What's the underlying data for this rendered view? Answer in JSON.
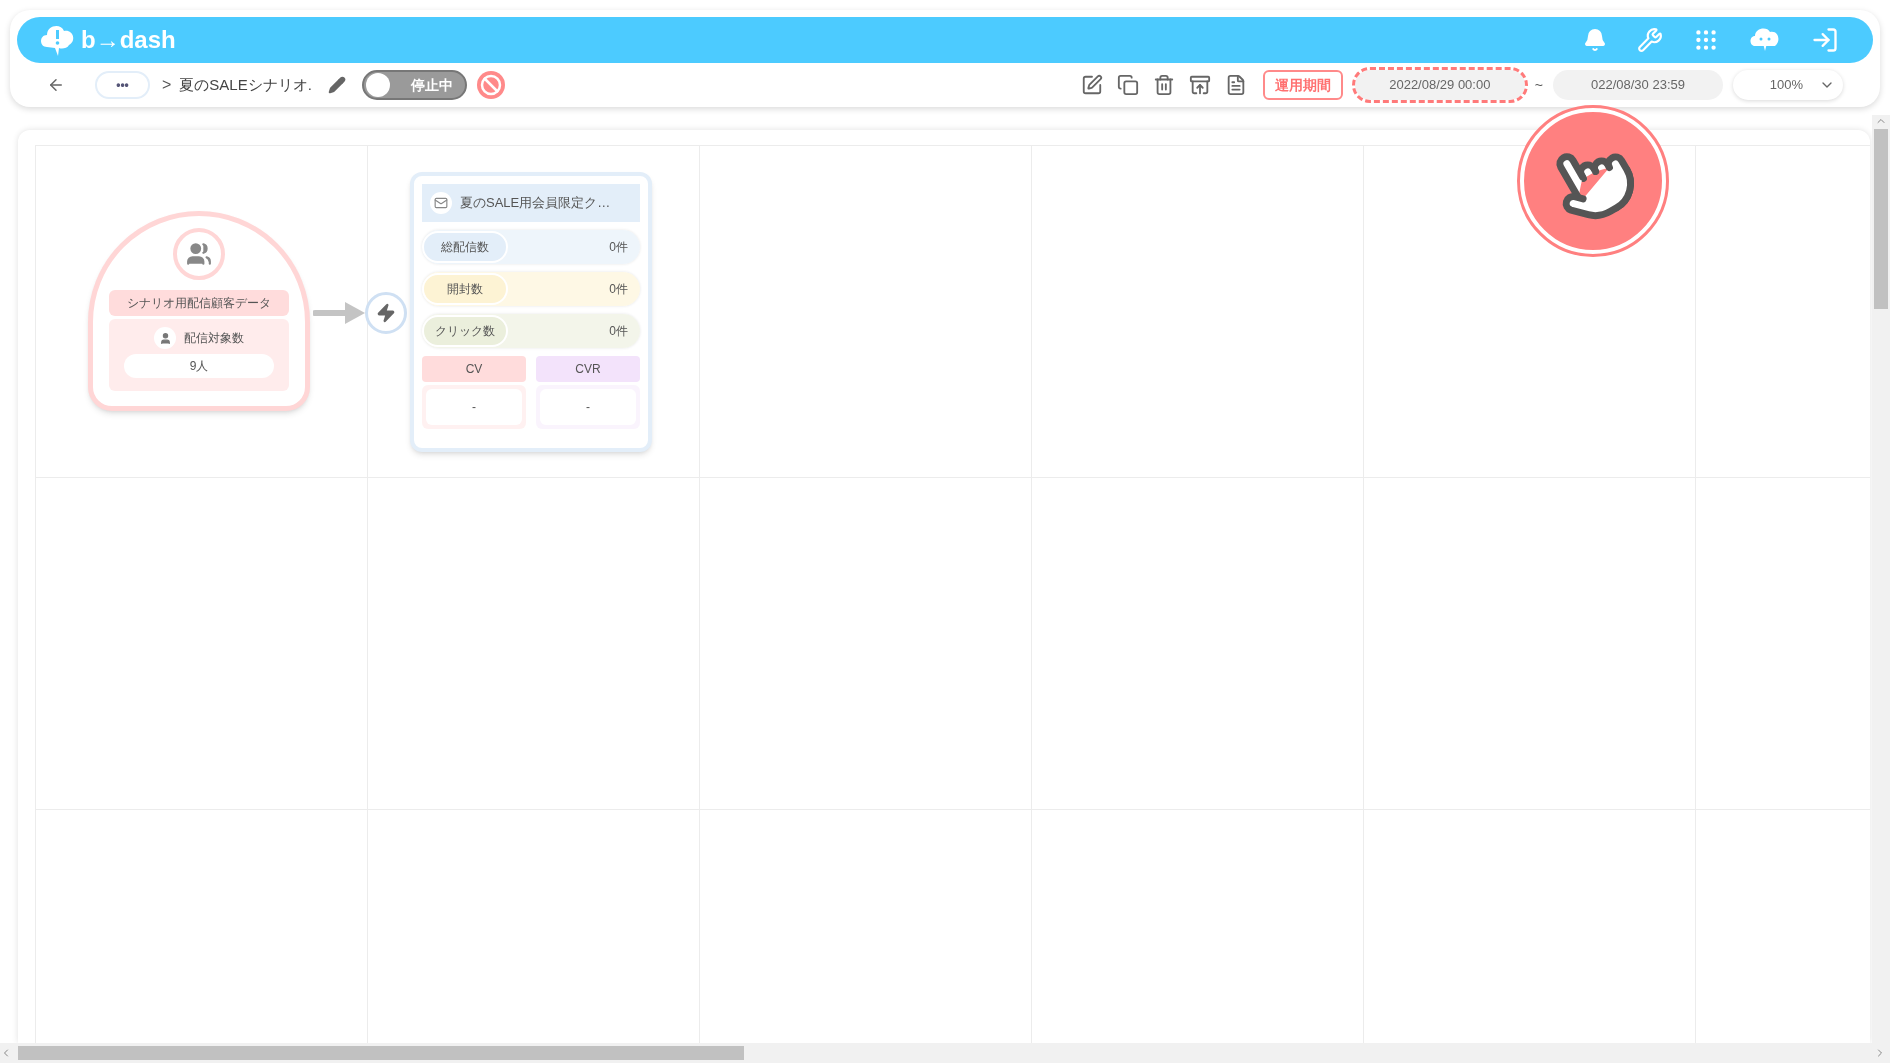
{
  "header": {
    "logo": "b→dash"
  },
  "toolbar": {
    "breadcrumb_more": "•••",
    "separator": ">",
    "title": "夏のSALEシナリオ.",
    "status_toggle": {
      "label": "停止中",
      "on": false
    },
    "period_label": "運用期間",
    "start": {
      "value": "2022/08/29 00:00",
      "highlighted": true
    },
    "range_separator": "~",
    "end": {
      "value": "022/08/30 23:59",
      "highlighted": false
    },
    "zoom": "100%"
  },
  "segment_node": {
    "title": "シナリオ用配信顧客データ",
    "count_label": "配信対象数",
    "count": "9人"
  },
  "mail_node": {
    "title": "夏のSALE用会員限定ク…",
    "metrics": [
      {
        "label": "総配信数",
        "value": "0件",
        "color": "#e3eef9"
      },
      {
        "label": "開封数",
        "value": "0件",
        "color": "#fdf3d4"
      },
      {
        "label": "クリック数",
        "value": "0件",
        "color": "#ebefdc"
      }
    ],
    "results": [
      {
        "label": "CV",
        "value": "-",
        "color": "#ffdcdc"
      },
      {
        "label": "CVR",
        "value": "-",
        "color": "#f3e3fb"
      }
    ]
  }
}
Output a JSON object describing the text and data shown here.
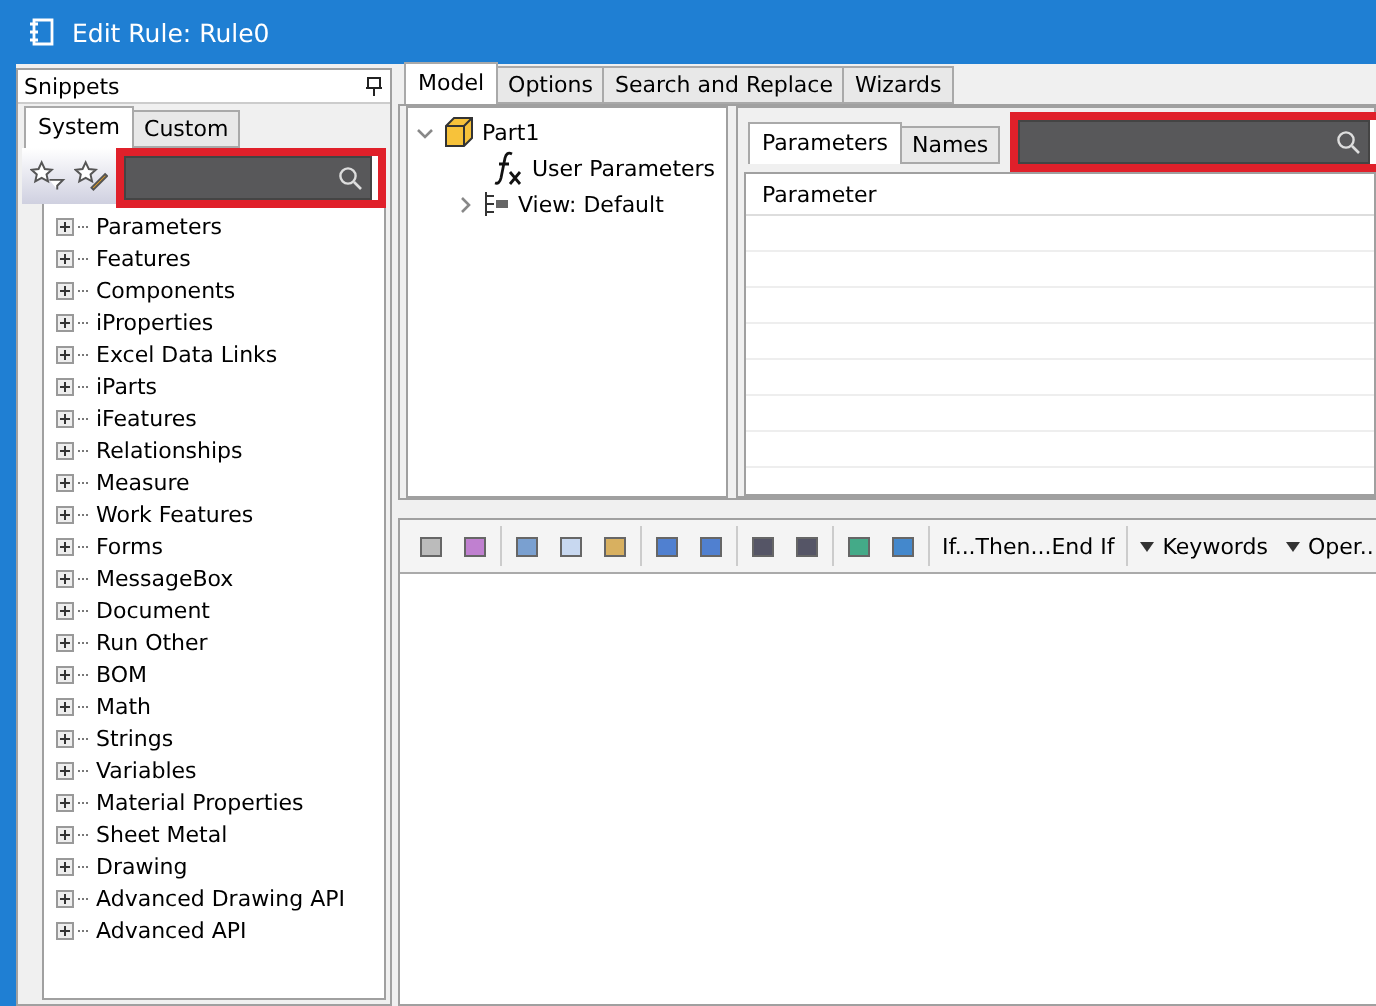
{
  "window": {
    "title": "Edit Rule: Rule0"
  },
  "snippets": {
    "title": "Snippets",
    "tabs": [
      {
        "label": "System",
        "selected": true
      },
      {
        "label": "Custom",
        "selected": false
      }
    ],
    "search": {
      "highlighted": true
    },
    "items": [
      {
        "label": "Parameters"
      },
      {
        "label": "Features"
      },
      {
        "label": "Components"
      },
      {
        "label": "iProperties"
      },
      {
        "label": "Excel Data Links"
      },
      {
        "label": "iParts"
      },
      {
        "label": "iFeatures"
      },
      {
        "label": "Relationships"
      },
      {
        "label": "Measure"
      },
      {
        "label": "Work Features"
      },
      {
        "label": "Forms"
      },
      {
        "label": "MessageBox"
      },
      {
        "label": "Document"
      },
      {
        "label": "Run Other"
      },
      {
        "label": "BOM"
      },
      {
        "label": "Math"
      },
      {
        "label": "Strings"
      },
      {
        "label": "Variables"
      },
      {
        "label": "Material Properties"
      },
      {
        "label": "Sheet Metal"
      },
      {
        "label": "Drawing"
      },
      {
        "label": "Advanced Drawing API"
      },
      {
        "label": "Advanced API"
      }
    ]
  },
  "main_tabs": [
    {
      "label": "Model",
      "selected": true
    },
    {
      "label": "Options",
      "selected": false
    },
    {
      "label": "Search and Replace",
      "selected": false
    },
    {
      "label": "Wizards",
      "selected": false
    }
  ],
  "model_tree": [
    {
      "label": "Part1",
      "kind": "part",
      "expanded": true
    },
    {
      "label": "User Parameters",
      "kind": "params"
    },
    {
      "label": "View: Default",
      "kind": "view",
      "expanded": false
    }
  ],
  "parameters": {
    "tabs": [
      {
        "label": "Parameters",
        "selected": true
      },
      {
        "label": "Names",
        "selected": false
      }
    ],
    "search": {
      "highlighted": true
    },
    "columns": [
      "Parameter"
    ]
  },
  "toolbar": {
    "statement": "If...Then...End If",
    "menus": [
      "Keywords",
      "Oper..."
    ]
  }
}
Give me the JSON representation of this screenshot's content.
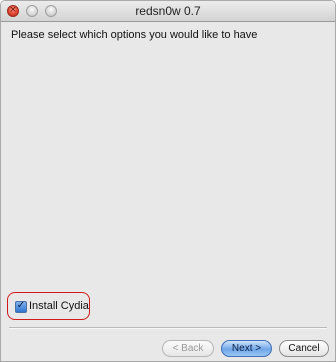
{
  "window": {
    "title": "redsn0w 0.7",
    "controls": [
      {
        "name": "close",
        "color": "#e0442f"
      },
      {
        "name": "minimize",
        "color": "#d6d6d6"
      },
      {
        "name": "zoom",
        "color": "#d6d6d6"
      }
    ]
  },
  "content": {
    "prompt": "Please select which options you would like to have",
    "options": [
      {
        "label": "Install Cydia",
        "checked": true,
        "highlight_color": "#d11a1a"
      }
    ]
  },
  "buttons": {
    "back": {
      "label": "< Back",
      "enabled": false
    },
    "next": {
      "label": "Next >",
      "default": true
    },
    "cancel": {
      "label": "Cancel"
    }
  }
}
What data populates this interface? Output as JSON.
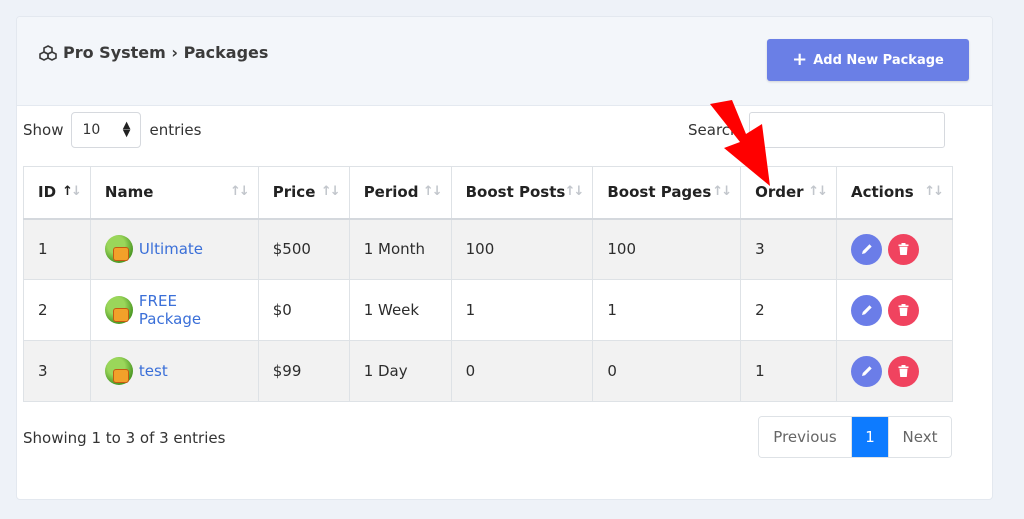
{
  "header": {
    "breadcrumb": "Pro System › Packages",
    "add_button_label": "Add New Package"
  },
  "length_control": {
    "prefix": "Show",
    "value": "10",
    "suffix": "entries"
  },
  "search": {
    "label": "Search:"
  },
  "table": {
    "columns": [
      "ID",
      "Name",
      "Price",
      "Period",
      "Boost Posts",
      "Boost Pages",
      "Order",
      "Actions"
    ],
    "rows": [
      {
        "id": "1",
        "name": "Ultimate",
        "price": "$500",
        "period": "1 Month",
        "boost_posts": "100",
        "boost_pages": "100",
        "order": "3"
      },
      {
        "id": "2",
        "name": "FREE Package",
        "price": "$0",
        "period": "1 Week",
        "boost_posts": "1",
        "boost_pages": "1",
        "order": "2"
      },
      {
        "id": "3",
        "name": "test",
        "price": "$99",
        "period": "1 Day",
        "boost_posts": "0",
        "boost_pages": "0",
        "order": "1"
      }
    ]
  },
  "footer": {
    "info": "Showing 1 to 3 of 3 entries",
    "previous": "Previous",
    "current_page": "1",
    "next": "Next"
  },
  "colors": {
    "accent": "#6a7fe6",
    "edit": "#6b7de8",
    "delete": "#f0435f",
    "page_active": "#0d7bff",
    "annotation_arrow": "#ff0000"
  },
  "icons": [
    "cubes-icon",
    "plus-icon",
    "sort-icon",
    "package-icon",
    "pencil-icon",
    "trash-icon",
    "annotation-arrow"
  ]
}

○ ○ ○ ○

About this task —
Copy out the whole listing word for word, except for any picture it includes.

Response to this task —
What's the underlying data for this rendered view? Answer in JSON.
{
  "header": {
    "logo": "b→dash"
  },
  "toolbar": {
    "breadcrumb_more": "•••",
    "separator": ">",
    "title": "夏のSALEシナリオ.",
    "status_toggle": {
      "label": "停止中",
      "on": false
    },
    "period_label": "運用期間",
    "start": {
      "value": "2022/08/29 00:00",
      "highlighted": true
    },
    "range_separator": "~",
    "end": {
      "value": "022/08/30 23:59",
      "highlighted": false
    },
    "zoom": "100%"
  },
  "segment_node": {
    "title": "シナリオ用配信顧客データ",
    "count_label": "配信対象数",
    "count": "9人"
  },
  "mail_node": {
    "title": "夏のSALE用会員限定ク…",
    "metrics": [
      {
        "label": "総配信数",
        "value": "0件",
        "color": "#e3eef9"
      },
      {
        "label": "開封数",
        "value": "0件",
        "color": "#fdf3d4"
      },
      {
        "label": "クリック数",
        "value": "0件",
        "color": "#ebefdc"
      }
    ],
    "results": [
      {
        "label": "CV",
        "value": "-",
        "color": "#ffdcdc"
      },
      {
        "label": "CVR",
        "value": "-",
        "color": "#f3e3fb"
      }
    ]
  }
}
Output a JSON object describing the text and data shown here.
{
  "window": {
    "title": "Edit Rule: Rule0"
  },
  "snippets": {
    "title": "Snippets",
    "tabs": [
      {
        "label": "System",
        "selected": true
      },
      {
        "label": "Custom",
        "selected": false
      }
    ],
    "search": {
      "highlighted": true
    },
    "items": [
      {
        "label": "Parameters"
      },
      {
        "label": "Features"
      },
      {
        "label": "Components"
      },
      {
        "label": "iProperties"
      },
      {
        "label": "Excel Data Links"
      },
      {
        "label": "iParts"
      },
      {
        "label": "iFeatures"
      },
      {
        "label": "Relationships"
      },
      {
        "label": "Measure"
      },
      {
        "label": "Work Features"
      },
      {
        "label": "Forms"
      },
      {
        "label": "MessageBox"
      },
      {
        "label": "Document"
      },
      {
        "label": "Run Other"
      },
      {
        "label": "BOM"
      },
      {
        "label": "Math"
      },
      {
        "label": "Strings"
      },
      {
        "label": "Variables"
      },
      {
        "label": "Material Properties"
      },
      {
        "label": "Sheet Metal"
      },
      {
        "label": "Drawing"
      },
      {
        "label": "Advanced Drawing API"
      },
      {
        "label": "Advanced API"
      }
    ]
  },
  "main_tabs": [
    {
      "label": "Model",
      "selected": true
    },
    {
      "label": "Options",
      "selected": false
    },
    {
      "label": "Search and Replace",
      "selected": false
    },
    {
      "label": "Wizards",
      "selected": false
    }
  ],
  "model_tree": [
    {
      "label": "Part1",
      "kind": "part",
      "expanded": true
    },
    {
      "label": "User Parameters",
      "kind": "params"
    },
    {
      "label": "View: Default",
      "kind": "view",
      "expanded": false
    }
  ],
  "parameters": {
    "tabs": [
      {
        "label": "Parameters",
        "selected": true
      },
      {
        "label": "Names",
        "selected": false
      }
    ],
    "search": {
      "highlighted": true
    },
    "columns": [
      "Parameter"
    ]
  },
  "toolbar": {
    "statement": "If...Then...End If",
    "menus": [
      "Keywords",
      "Oper..."
    ]
  }
}
Give me the JSON representation of this screenshot's content.
{
  "window": {
    "title": "redsn0w 0.7",
    "controls": [
      {
        "name": "close",
        "color": "#e0442f"
      },
      {
        "name": "minimize",
        "color": "#d6d6d6"
      },
      {
        "name": "zoom",
        "color": "#d6d6d6"
      }
    ]
  },
  "content": {
    "prompt": "Please select which options you would like to have",
    "options": [
      {
        "label": "Install Cydia",
        "checked": true,
        "highlight_color": "#d11a1a"
      }
    ]
  },
  "buttons": {
    "back": {
      "label": "< Back",
      "enabled": false
    },
    "next": {
      "label": "Next >",
      "default": true
    },
    "cancel": {
      "label": "Cancel"
    }
  }
}
What data populates this interface? Output as JSON.
{
  "header": {
    "breadcrumb": "Pro System › Packages",
    "add_button_label": "Add New Package"
  },
  "length_control": {
    "prefix": "Show",
    "value": "10",
    "suffix": "entries"
  },
  "search": {
    "label": "Search:"
  },
  "table": {
    "columns": [
      "ID",
      "Name",
      "Price",
      "Period",
      "Boost Posts",
      "Boost Pages",
      "Order",
      "Actions"
    ],
    "rows": [
      {
        "id": "1",
        "name": "Ultimate",
        "price": "$500",
        "period": "1 Month",
        "boost_posts": "100",
        "boost_pages": "100",
        "order": "3"
      },
      {
        "id": "2",
        "name": "FREE Package",
        "price": "$0",
        "period": "1 Week",
        "boost_posts": "1",
        "boost_pages": "1",
        "order": "2"
      },
      {
        "id": "3",
        "name": "test",
        "price": "$99",
        "period": "1 Day",
        "boost_posts": "0",
        "boost_pages": "0",
        "order": "1"
      }
    ]
  },
  "footer": {
    "info": "Showing 1 to 3 of 3 entries",
    "previous": "Previous",
    "current_page": "1",
    "next": "Next"
  },
  "colors": {
    "accent": "#6a7fe6",
    "edit": "#6b7de8",
    "delete": "#f0435f",
    "page_active": "#0d7bff",
    "annotation_arrow": "#ff0000"
  },
  "icons": [
    "cubes-icon",
    "plus-icon",
    "sort-icon",
    "package-icon",
    "pencil-icon",
    "trash-icon",
    "annotation-arrow"
  ]
}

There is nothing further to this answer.